__What you have to do__.
Every entry needs to appear again exactly as written below.

============

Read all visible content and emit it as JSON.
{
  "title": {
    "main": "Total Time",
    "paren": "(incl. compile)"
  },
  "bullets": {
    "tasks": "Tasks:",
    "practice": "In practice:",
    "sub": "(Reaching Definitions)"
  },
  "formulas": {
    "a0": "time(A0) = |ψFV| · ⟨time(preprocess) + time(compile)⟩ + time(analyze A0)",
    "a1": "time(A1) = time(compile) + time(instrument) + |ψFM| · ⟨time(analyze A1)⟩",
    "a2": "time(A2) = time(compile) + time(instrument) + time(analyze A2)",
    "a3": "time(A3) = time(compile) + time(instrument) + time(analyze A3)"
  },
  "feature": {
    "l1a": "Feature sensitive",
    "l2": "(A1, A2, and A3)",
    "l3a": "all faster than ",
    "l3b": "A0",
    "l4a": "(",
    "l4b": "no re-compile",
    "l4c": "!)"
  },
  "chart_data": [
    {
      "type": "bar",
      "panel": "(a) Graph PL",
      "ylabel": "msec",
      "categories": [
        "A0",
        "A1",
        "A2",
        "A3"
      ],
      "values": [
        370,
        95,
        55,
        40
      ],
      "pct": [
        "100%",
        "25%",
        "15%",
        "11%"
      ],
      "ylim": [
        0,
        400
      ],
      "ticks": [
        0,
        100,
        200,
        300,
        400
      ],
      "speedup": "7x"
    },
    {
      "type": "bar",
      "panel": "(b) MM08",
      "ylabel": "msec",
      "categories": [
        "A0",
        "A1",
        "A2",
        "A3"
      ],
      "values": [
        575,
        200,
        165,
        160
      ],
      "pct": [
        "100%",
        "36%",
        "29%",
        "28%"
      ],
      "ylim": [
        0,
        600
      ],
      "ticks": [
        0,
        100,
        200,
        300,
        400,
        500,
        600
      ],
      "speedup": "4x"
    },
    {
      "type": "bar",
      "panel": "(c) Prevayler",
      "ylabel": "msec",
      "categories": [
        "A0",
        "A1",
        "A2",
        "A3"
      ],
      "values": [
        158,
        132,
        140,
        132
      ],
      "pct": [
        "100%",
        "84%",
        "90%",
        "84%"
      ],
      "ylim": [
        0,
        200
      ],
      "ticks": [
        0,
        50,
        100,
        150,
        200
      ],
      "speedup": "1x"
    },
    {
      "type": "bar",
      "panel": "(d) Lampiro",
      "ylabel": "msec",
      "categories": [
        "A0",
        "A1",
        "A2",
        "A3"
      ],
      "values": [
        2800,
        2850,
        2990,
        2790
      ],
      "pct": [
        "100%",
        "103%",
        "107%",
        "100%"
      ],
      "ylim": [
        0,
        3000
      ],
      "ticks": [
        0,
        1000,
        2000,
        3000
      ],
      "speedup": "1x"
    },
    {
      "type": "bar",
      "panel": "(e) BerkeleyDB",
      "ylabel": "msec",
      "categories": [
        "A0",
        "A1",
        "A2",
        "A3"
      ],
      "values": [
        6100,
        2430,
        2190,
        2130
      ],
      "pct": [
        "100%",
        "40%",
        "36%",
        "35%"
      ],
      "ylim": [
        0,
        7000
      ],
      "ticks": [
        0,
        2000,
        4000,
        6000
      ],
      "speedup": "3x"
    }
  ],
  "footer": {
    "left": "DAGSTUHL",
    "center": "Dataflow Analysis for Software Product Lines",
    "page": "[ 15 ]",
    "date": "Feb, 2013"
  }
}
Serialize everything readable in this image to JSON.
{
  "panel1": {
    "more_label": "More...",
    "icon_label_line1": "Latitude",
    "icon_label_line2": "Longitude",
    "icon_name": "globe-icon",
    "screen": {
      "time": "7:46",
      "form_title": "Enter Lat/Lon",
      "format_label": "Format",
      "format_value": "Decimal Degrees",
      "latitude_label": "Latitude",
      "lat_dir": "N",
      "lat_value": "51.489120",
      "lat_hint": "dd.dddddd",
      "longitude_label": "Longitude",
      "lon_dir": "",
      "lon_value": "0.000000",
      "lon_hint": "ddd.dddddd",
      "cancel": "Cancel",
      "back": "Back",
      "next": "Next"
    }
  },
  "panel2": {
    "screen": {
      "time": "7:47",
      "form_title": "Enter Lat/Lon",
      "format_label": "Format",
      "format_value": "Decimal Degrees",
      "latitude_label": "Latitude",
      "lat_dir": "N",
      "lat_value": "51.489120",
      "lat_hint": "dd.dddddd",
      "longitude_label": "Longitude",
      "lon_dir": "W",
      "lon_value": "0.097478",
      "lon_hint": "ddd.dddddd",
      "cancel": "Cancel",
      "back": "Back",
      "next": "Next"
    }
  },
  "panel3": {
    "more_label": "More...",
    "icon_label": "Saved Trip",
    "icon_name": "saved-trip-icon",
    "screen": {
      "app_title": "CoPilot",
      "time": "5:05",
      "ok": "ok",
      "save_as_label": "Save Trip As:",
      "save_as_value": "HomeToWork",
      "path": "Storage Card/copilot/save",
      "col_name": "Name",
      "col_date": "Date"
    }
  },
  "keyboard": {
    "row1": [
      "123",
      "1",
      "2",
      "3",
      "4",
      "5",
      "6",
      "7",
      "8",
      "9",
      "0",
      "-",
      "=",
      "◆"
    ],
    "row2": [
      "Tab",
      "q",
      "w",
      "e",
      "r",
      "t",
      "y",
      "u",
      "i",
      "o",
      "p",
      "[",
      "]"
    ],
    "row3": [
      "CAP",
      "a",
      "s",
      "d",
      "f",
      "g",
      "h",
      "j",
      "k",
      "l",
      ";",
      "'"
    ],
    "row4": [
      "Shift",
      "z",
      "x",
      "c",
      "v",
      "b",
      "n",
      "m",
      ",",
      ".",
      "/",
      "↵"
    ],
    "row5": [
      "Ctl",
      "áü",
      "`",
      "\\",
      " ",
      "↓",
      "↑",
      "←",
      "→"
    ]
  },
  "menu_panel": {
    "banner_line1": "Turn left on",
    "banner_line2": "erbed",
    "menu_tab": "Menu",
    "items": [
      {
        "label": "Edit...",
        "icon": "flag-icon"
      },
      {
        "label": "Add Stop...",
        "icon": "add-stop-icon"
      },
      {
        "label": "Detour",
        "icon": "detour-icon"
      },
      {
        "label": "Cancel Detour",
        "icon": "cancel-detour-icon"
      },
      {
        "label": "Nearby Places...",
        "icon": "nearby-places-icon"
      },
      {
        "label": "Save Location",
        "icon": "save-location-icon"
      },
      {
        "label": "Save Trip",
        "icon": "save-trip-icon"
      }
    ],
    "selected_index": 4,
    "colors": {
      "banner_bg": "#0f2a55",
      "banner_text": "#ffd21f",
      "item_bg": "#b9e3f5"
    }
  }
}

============

__Answer for the task__.
Read all visible content and emit it as JSON.
{
  "title": {
    "main": "Total Time",
    "paren": "(incl. compile)"
  },
  "bullets": {
    "tasks": "Tasks:",
    "practice": "In practice:",
    "sub": "(Reaching Definitions)"
  },
  "formulas": {
    "a0": "time(A0) = |ψFV| · ⟨time(preprocess) + time(compile)⟩ + time(analyze A0)",
    "a1": "time(A1) = time(compile) + time(instrument) + |ψFM| · ⟨time(analyze A1)⟩",
    "a2": "time(A2) = time(compile) + time(instrument) + time(analyze A2)",
    "a3": "time(A3) = time(compile) + time(instrument) + time(analyze A3)"
  },
  "feature": {
    "l1a": "Feature sensitive",
    "l2": "(A1, A2, and A3)",
    "l3a": "all faster than ",
    "l3b": "A0",
    "l4a": "(",
    "l4b": "no re-compile",
    "l4c": "!)"
  },
  "chart_data": [
    {
      "type": "bar",
      "panel": "(a) Graph PL",
      "ylabel": "msec",
      "categories": [
        "A0",
        "A1",
        "A2",
        "A3"
      ],
      "values": [
        370,
        95,
        55,
        40
      ],
      "pct": [
        "100%",
        "25%",
        "15%",
        "11%"
      ],
      "ylim": [
        0,
        400
      ],
      "ticks": [
        0,
        100,
        200,
        300,
        400
      ],
      "speedup": "7x"
    },
    {
      "type": "bar",
      "panel": "(b) MM08",
      "ylabel": "msec",
      "categories": [
        "A0",
        "A1",
        "A2",
        "A3"
      ],
      "values": [
        575,
        200,
        165,
        160
      ],
      "pct": [
        "100%",
        "36%",
        "29%",
        "28%"
      ],
      "ylim": [
        0,
        600
      ],
      "ticks": [
        0,
        100,
        200,
        300,
        400,
        500,
        600
      ],
      "speedup": "4x"
    },
    {
      "type": "bar",
      "panel": "(c) Prevayler",
      "ylabel": "msec",
      "categories": [
        "A0",
        "A1",
        "A2",
        "A3"
      ],
      "values": [
        158,
        132,
        140,
        132
      ],
      "pct": [
        "100%",
        "84%",
        "90%",
        "84%"
      ],
      "ylim": [
        0,
        200
      ],
      "ticks": [
        0,
        50,
        100,
        150,
        200
      ],
      "speedup": "1x"
    },
    {
      "type": "bar",
      "panel": "(d) Lampiro",
      "ylabel": "msec",
      "categories": [
        "A0",
        "A1",
        "A2",
        "A3"
      ],
      "values": [
        2800,
        2850,
        2990,
        2790
      ],
      "pct": [
        "100%",
        "103%",
        "107%",
        "100%"
      ],
      "ylim": [
        0,
        3000
      ],
      "ticks": [
        0,
        1000,
        2000,
        3000
      ],
      "speedup": "1x"
    },
    {
      "type": "bar",
      "panel": "(e) BerkeleyDB",
      "ylabel": "msec",
      "categories": [
        "A0",
        "A1",
        "A2",
        "A3"
      ],
      "values": [
        6100,
        2430,
        2190,
        2130
      ],
      "pct": [
        "100%",
        "40%",
        "36%",
        "35%"
      ],
      "ylim": [
        0,
        7000
      ],
      "ticks": [
        0,
        2000,
        4000,
        6000
      ],
      "speedup": "3x"
    }
  ],
  "footer": {
    "left": "DAGSTUHL",
    "center": "Dataflow Analysis for Software Product Lines",
    "page": "[ 15 ]",
    "date": "Feb, 2013"
  }
}
Serialize everything readable in this image to JSON.
{
  "panel1": {
    "more_label": "More...",
    "icon_label_line1": "Latitude",
    "icon_label_line2": "Longitude",
    "icon_name": "globe-icon",
    "screen": {
      "time": "7:46",
      "form_title": "Enter Lat/Lon",
      "format_label": "Format",
      "format_value": "Decimal Degrees",
      "latitude_label": "Latitude",
      "lat_dir": "N",
      "lat_value": "51.489120",
      "lat_hint": "dd.dddddd",
      "longitude_label": "Longitude",
      "lon_dir": "",
      "lon_value": "0.000000",
      "lon_hint": "ddd.dddddd",
      "cancel": "Cancel",
      "back": "Back",
      "next": "Next"
    }
  },
  "panel2": {
    "screen": {
      "time": "7:47",
      "form_title": "Enter Lat/Lon",
      "format_label": "Format",
      "format_value": "Decimal Degrees",
      "latitude_label": "Latitude",
      "lat_dir": "N",
      "lat_value": "51.489120",
      "lat_hint": "dd.dddddd",
      "longitude_label": "Longitude",
      "lon_dir": "W",
      "lon_value": "0.097478",
      "lon_hint": "ddd.dddddd",
      "cancel": "Cancel",
      "back": "Back",
      "next": "Next"
    }
  },
  "panel3": {
    "more_label": "More...",
    "icon_label": "Saved Trip",
    "icon_name": "saved-trip-icon",
    "screen": {
      "app_title": "CoPilot",
      "time": "5:05",
      "ok": "ok",
      "save_as_label": "Save Trip As:",
      "save_as_value": "HomeToWork",
      "path": "Storage Card/copilot/save",
      "col_name": "Name",
      "col_date": "Date"
    }
  },
  "keyboard": {
    "row1": [
      "123",
      "1",
      "2",
      "3",
      "4",
      "5",
      "6",
      "7",
      "8",
      "9",
      "0",
      "-",
      "=",
      "◆"
    ],
    "row2": [
      "Tab",
      "q",
      "w",
      "e",
      "r",
      "t",
      "y",
      "u",
      "i",
      "o",
      "p",
      "[",
      "]"
    ],
    "row3": [
      "CAP",
      "a",
      "s",
      "d",
      "f",
      "g",
      "h",
      "j",
      "k",
      "l",
      ";",
      "'"
    ],
    "row4": [
      "Shift",
      "z",
      "x",
      "c",
      "v",
      "b",
      "n",
      "m",
      ",",
      ".",
      "/",
      "↵"
    ],
    "row5": [
      "Ctl",
      "áü",
      "`",
      "\\",
      " ",
      "↓",
      "↑",
      "←",
      "→"
    ]
  },
  "menu_panel": {
    "banner_line1": "Turn left on",
    "banner_line2": "erbed",
    "menu_tab": "Menu",
    "items": [
      {
        "label": "Edit...",
        "icon": "flag-icon"
      },
      {
        "label": "Add Stop...",
        "icon": "add-stop-icon"
      },
      {
        "label": "Detour",
        "icon": "detour-icon"
      },
      {
        "label": "Cancel Detour",
        "icon": "cancel-detour-icon"
      },
      {
        "label": "Nearby Places...",
        "icon": "nearby-places-icon"
      },
      {
        "label": "Save Location",
        "icon": "save-location-icon"
      },
      {
        "label": "Save Trip",
        "icon": "save-trip-icon"
      }
    ],
    "selected_index": 4,
    "colors": {
      "banner_bg": "#0f2a55",
      "banner_text": "#ffd21f",
      "item_bg": "#b9e3f5"
    }
  }
}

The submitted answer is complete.